▸ WORK ORDER: Tell me how many lines in the data include "this", and keep the reply to that number.

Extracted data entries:
=====

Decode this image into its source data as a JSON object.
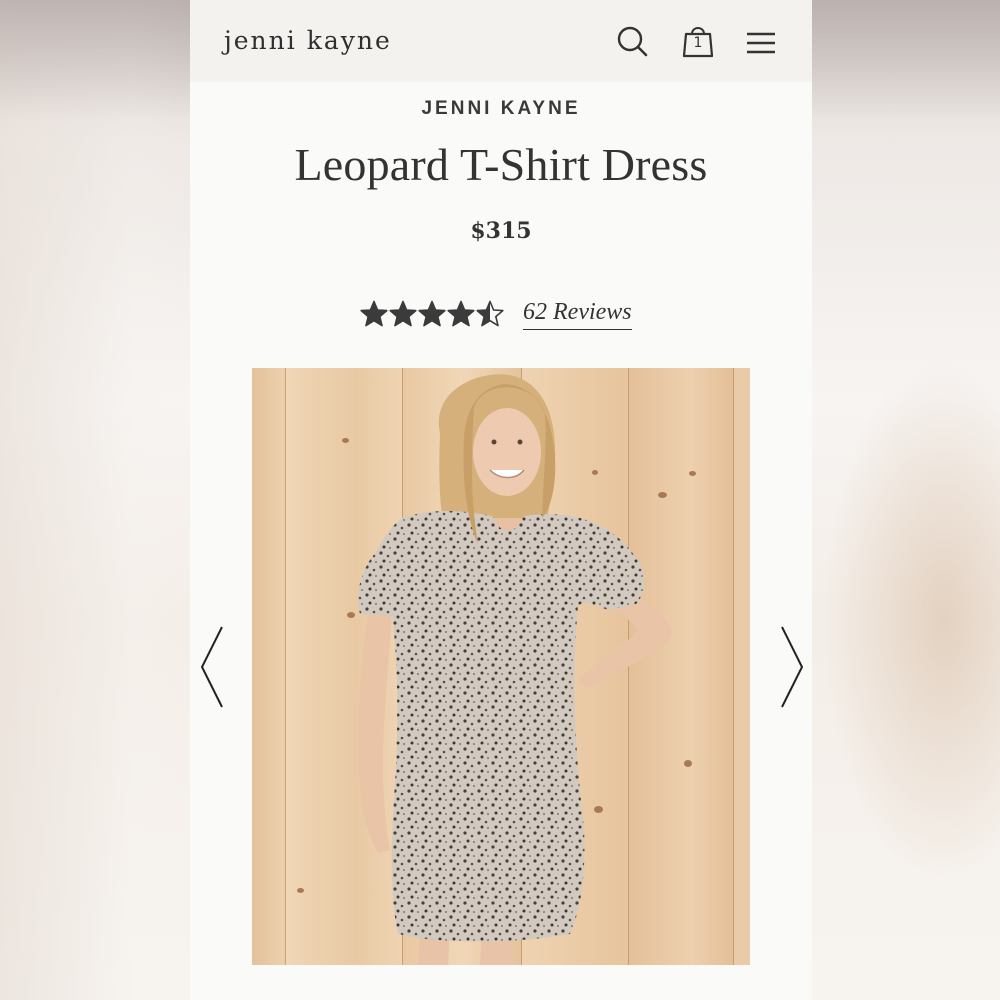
{
  "header": {
    "logo_text": "jenni kayne",
    "bag_count": "1",
    "icons": [
      "search-icon",
      "shopping-bag-icon",
      "hamburger-menu-icon"
    ]
  },
  "product": {
    "brand": "JENNI KAYNE",
    "title": "Leopard T-Shirt Dress",
    "price": "$315",
    "rating": 4.5,
    "rating_max": 5,
    "reviews_label": "62 Reviews",
    "image_alt": "Model wearing leopard t-shirt dress against light wood wall"
  },
  "carousel": {
    "prev_icon": "chevron-left-icon",
    "next_icon": "chevron-right-icon"
  },
  "colors": {
    "text": "#333333",
    "header_bg": "#f4f2ef",
    "page_bg": "#fafbf9",
    "star": "#3b3b3b"
  }
}
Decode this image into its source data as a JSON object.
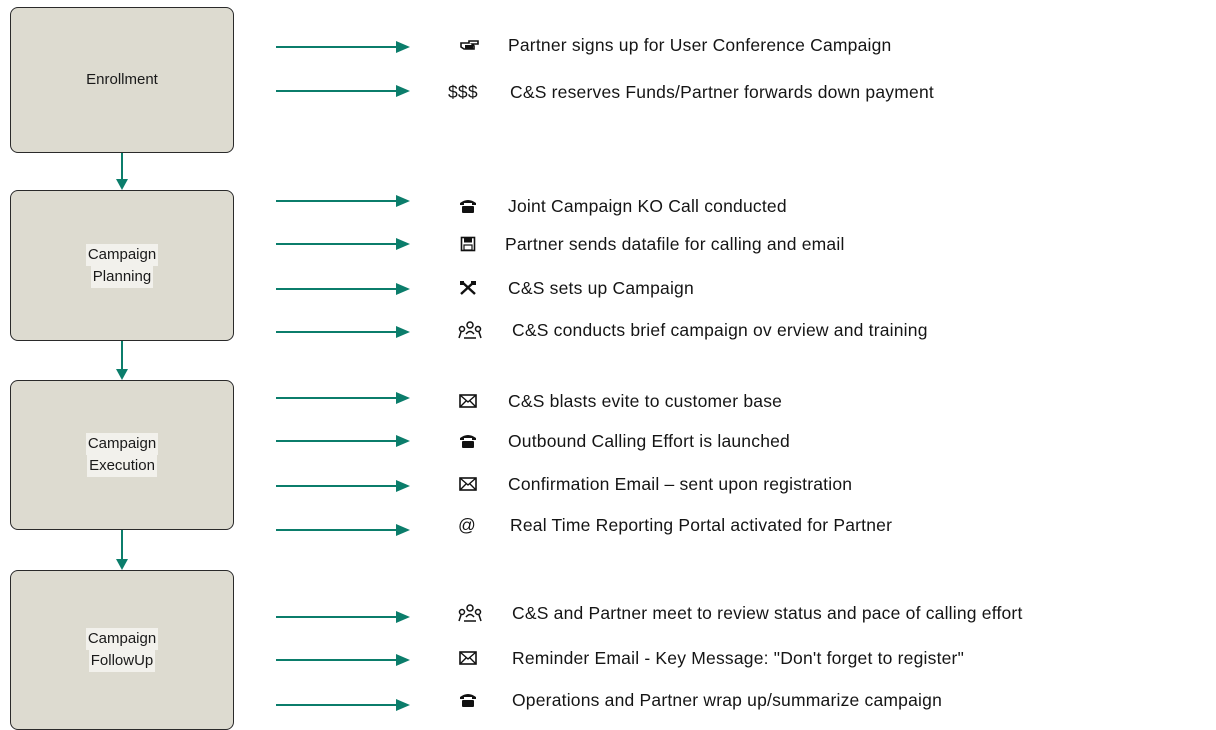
{
  "stages": [
    {
      "line1": "Enrollment",
      "line2": ""
    },
    {
      "line1": "Campaign",
      "line2": "Planning"
    },
    {
      "line1": "Campaign",
      "line2": "Execution"
    },
    {
      "line1": "Campaign",
      "line2": "FollowUp"
    }
  ],
  "steps": [
    {
      "icon": "pointing-hand-icon",
      "text": "Partner signs up for User Conference Campaign"
    },
    {
      "icon": "$$$",
      "text": "C&S reserves Funds/Partner forwards down payment"
    },
    {
      "icon": "telephone-icon",
      "text": "Joint Campaign KO Call conducted"
    },
    {
      "icon": "floppy-disk-icon",
      "text": "Partner sends datafile for calling and email"
    },
    {
      "icon": "tools-icon",
      "text": "C&S sets up Campaign"
    },
    {
      "icon": "meeting-people-icon",
      "text": "C&S conducts brief campaign ov erview and training"
    },
    {
      "icon": "envelope-icon",
      "text": "C&S blasts evite to customer base"
    },
    {
      "icon": "telephone-icon",
      "text": "Outbound Calling Effort is launched"
    },
    {
      "icon": "envelope-icon",
      "text": "Confirmation Email – sent upon registration"
    },
    {
      "icon": "@",
      "text": "Real Time Reporting Portal activated for Partner"
    },
    {
      "icon": "meeting-people-icon",
      "text": "C&S and Partner meet to review status and pace of calling effort"
    },
    {
      "icon": "envelope-icon",
      "text": "Reminder Email - Key Message:  \"Don't forget to register\""
    },
    {
      "icon": "telephone-icon",
      "text": "Operations and Partner wrap up/summarize campaign"
    }
  ],
  "colors": {
    "arrow": "#0b7d6b",
    "box_fill": "#dddbd0",
    "box_border": "#2a2a2a"
  }
}
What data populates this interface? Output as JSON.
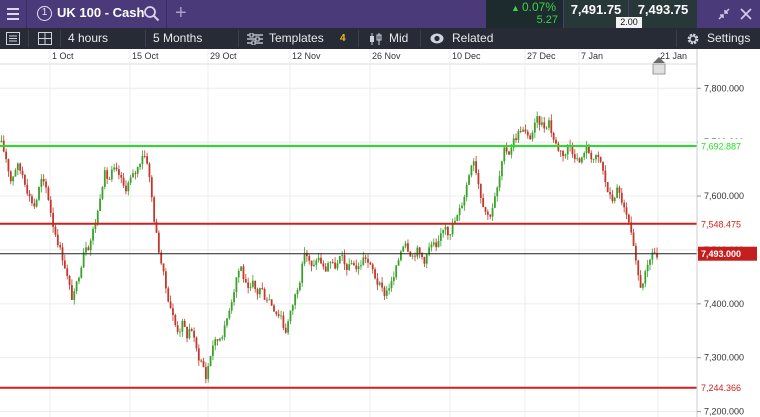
{
  "header": {
    "instrument_number": "1",
    "instrument_name": "UK 100 - Cash",
    "change_percent": "0.07%",
    "change_points": "5.27",
    "sell_price": "7,491.75",
    "buy_price": "7,493.75",
    "spread": "2.00",
    "colors": {
      "bar": "#4a3a7a",
      "change_up": "#3ed14a"
    }
  },
  "toolbar": {
    "interval": "4 hours",
    "range": "5 Months",
    "templates_label": "Templates",
    "templates_count": "4",
    "price_type": "Mid",
    "related_label": "Related",
    "settings_label": "Settings"
  },
  "chart_data": {
    "type": "candlestick",
    "x_ticks": [
      "1 Oct",
      "15 Oct",
      "29 Oct",
      "12 Nov",
      "26 Nov",
      "10 Dec",
      "27 Dec",
      "7 Jan",
      "21 Jan"
    ],
    "y_ticks": [
      "7,800.000",
      "7,700.000",
      "7,600.000",
      "7,500.000",
      "7,400.000",
      "7,300.000",
      "7,200.000"
    ],
    "ylim": [
      7190,
      7845
    ],
    "up_color": "#3aa12a",
    "down_color": "#c0392b",
    "levels": [
      {
        "label": "7,692.887",
        "value": 7692.887,
        "color": "#22e022"
      },
      {
        "label": "7,548.475",
        "value": 7548.475,
        "color": "#d11f1f"
      },
      {
        "label": "7,493.000",
        "value": 7493.0,
        "color": "#222222"
      },
      {
        "label": "7,244.366",
        "value": 7244.366,
        "color": "#d11f1f"
      }
    ],
    "price_path": [
      [
        0,
        7700
      ],
      [
        5,
        7672
      ],
      [
        10,
        7628
      ],
      [
        16,
        7658
      ],
      [
        22,
        7640
      ],
      [
        28,
        7600
      ],
      [
        34,
        7580
      ],
      [
        40,
        7630
      ],
      [
        46,
        7612
      ],
      [
        52,
        7548
      ],
      [
        58,
        7508
      ],
      [
        63,
        7478
      ],
      [
        68,
        7435
      ],
      [
        72,
        7405
      ],
      [
        76,
        7440
      ],
      [
        80,
        7470
      ],
      [
        84,
        7512
      ],
      [
        88,
        7505
      ],
      [
        92,
        7535
      ],
      [
        96,
        7560
      ],
      [
        100,
        7612
      ],
      [
        104,
        7642
      ],
      [
        108,
        7628
      ],
      [
        112,
        7650
      ],
      [
        118,
        7640
      ],
      [
        124,
        7612
      ],
      [
        130,
        7632
      ],
      [
        136,
        7648
      ],
      [
        142,
        7680
      ],
      [
        146,
        7668
      ],
      [
        150,
        7612
      ],
      [
        154,
        7545
      ],
      [
        158,
        7500
      ],
      [
        162,
        7460
      ],
      [
        166,
        7420
      ],
      [
        170,
        7392
      ],
      [
        174,
        7362
      ],
      [
        178,
        7348
      ],
      [
        182,
        7365
      ],
      [
        186,
        7340
      ],
      [
        190,
        7360
      ],
      [
        194,
        7325
      ],
      [
        198,
        7300
      ],
      [
        202,
        7288
      ],
      [
        205,
        7262
      ],
      [
        208,
        7292
      ],
      [
        212,
        7325
      ],
      [
        216,
        7332
      ],
      [
        220,
        7340
      ],
      [
        224,
        7355
      ],
      [
        228,
        7390
      ],
      [
        232,
        7415
      ],
      [
        236,
        7455
      ],
      [
        240,
        7470
      ],
      [
        244,
        7438
      ],
      [
        248,
        7420
      ],
      [
        252,
        7438
      ],
      [
        256,
        7418
      ],
      [
        260,
        7432
      ],
      [
        264,
        7412
      ],
      [
        268,
        7410
      ],
      [
        272,
        7395
      ],
      [
        276,
        7382
      ],
      [
        280,
        7380
      ],
      [
        284,
        7345
      ],
      [
        288,
        7372
      ],
      [
        292,
        7400
      ],
      [
        296,
        7428
      ],
      [
        300,
        7452
      ],
      [
        304,
        7502
      ],
      [
        308,
        7478
      ],
      [
        312,
        7462
      ],
      [
        316,
        7488
      ],
      [
        320,
        7478
      ],
      [
        324,
        7458
      ],
      [
        328,
        7482
      ],
      [
        332,
        7470
      ],
      [
        336,
        7470
      ],
      [
        340,
        7490
      ],
      [
        344,
        7470
      ],
      [
        348,
        7466
      ],
      [
        352,
        7480
      ],
      [
        356,
        7462
      ],
      [
        360,
        7475
      ],
      [
        364,
        7490
      ],
      [
        368,
        7472
      ],
      [
        372,
        7462
      ],
      [
        376,
        7440
      ],
      [
        380,
        7430
      ],
      [
        384,
        7418
      ],
      [
        388,
        7432
      ],
      [
        392,
        7442
      ],
      [
        396,
        7470
      ],
      [
        400,
        7500
      ],
      [
        404,
        7520
      ],
      [
        408,
        7498
      ],
      [
        412,
        7488
      ],
      [
        416,
        7500
      ],
      [
        420,
        7490
      ],
      [
        424,
        7480
      ],
      [
        428,
        7502
      ],
      [
        432,
        7512
      ],
      [
        436,
        7498
      ],
      [
        440,
        7530
      ],
      [
        444,
        7550
      ],
      [
        448,
        7528
      ],
      [
        452,
        7548
      ],
      [
        456,
        7560
      ],
      [
        460,
        7580
      ],
      [
        464,
        7605
      ],
      [
        468,
        7640
      ],
      [
        472,
        7676
      ],
      [
        476,
        7640
      ],
      [
        480,
        7600
      ],
      [
        484,
        7575
      ],
      [
        488,
        7560
      ],
      [
        492,
        7582
      ],
      [
        496,
        7610
      ],
      [
        500,
        7648
      ],
      [
        504,
        7690
      ],
      [
        508,
        7680
      ],
      [
        512,
        7702
      ],
      [
        516,
        7712
      ],
      [
        520,
        7725
      ],
      [
        524,
        7718
      ],
      [
        528,
        7705
      ],
      [
        532,
        7720
      ],
      [
        536,
        7742
      ],
      [
        540,
        7735
      ],
      [
        544,
        7728
      ],
      [
        548,
        7740
      ],
      [
        552,
        7708
      ],
      [
        556,
        7692
      ],
      [
        560,
        7682
      ],
      [
        564,
        7676
      ],
      [
        568,
        7698
      ],
      [
        572,
        7682
      ],
      [
        576,
        7668
      ],
      [
        580,
        7660
      ],
      [
        584,
        7690
      ],
      [
        588,
        7682
      ],
      [
        592,
        7668
      ],
      [
        596,
        7672
      ],
      [
        600,
        7662
      ],
      [
        604,
        7630
      ],
      [
        608,
        7600
      ],
      [
        612,
        7592
      ],
      [
        616,
        7612
      ],
      [
        620,
        7598
      ],
      [
        624,
        7570
      ],
      [
        628,
        7548
      ],
      [
        632,
        7510
      ],
      [
        636,
        7462
      ],
      [
        640,
        7432
      ],
      [
        644,
        7452
      ],
      [
        648,
        7472
      ],
      [
        652,
        7502
      ],
      [
        656,
        7485
      ],
      [
        658,
        7493
      ]
    ]
  }
}
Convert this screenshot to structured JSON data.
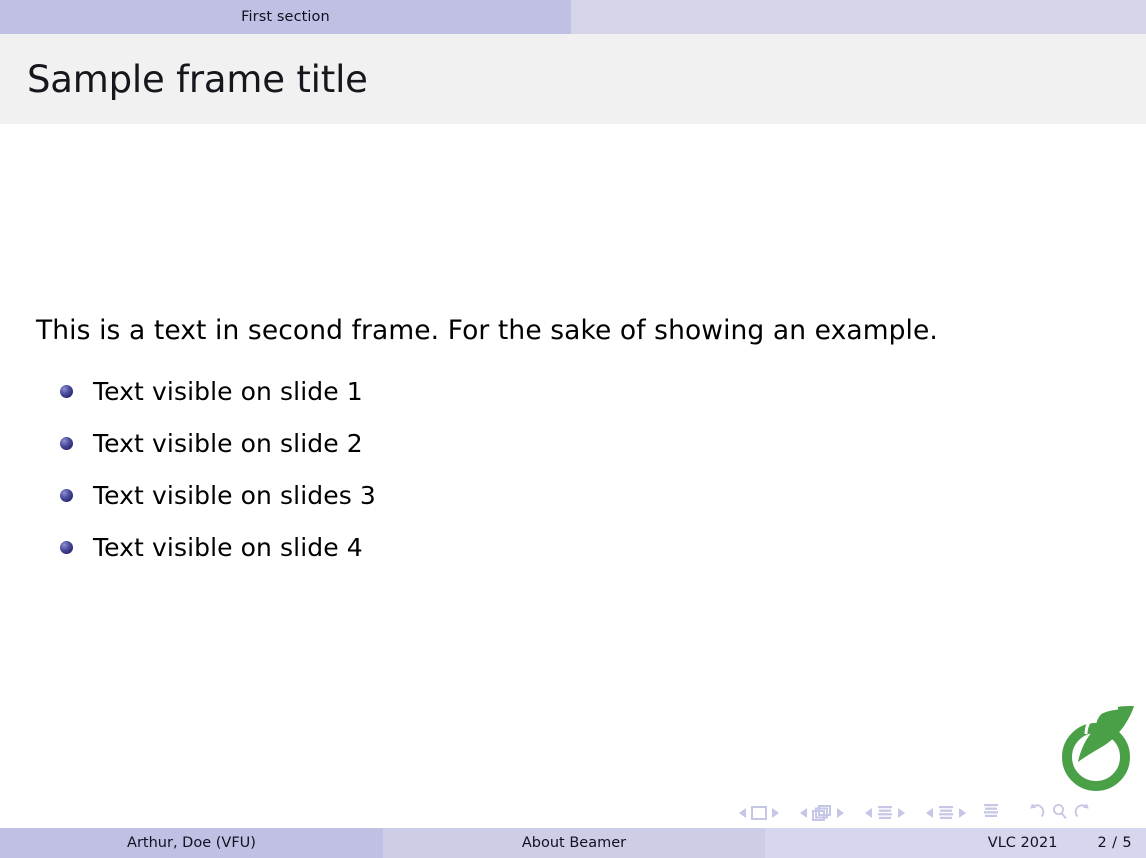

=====

▸ OUTPUT BELOW: 4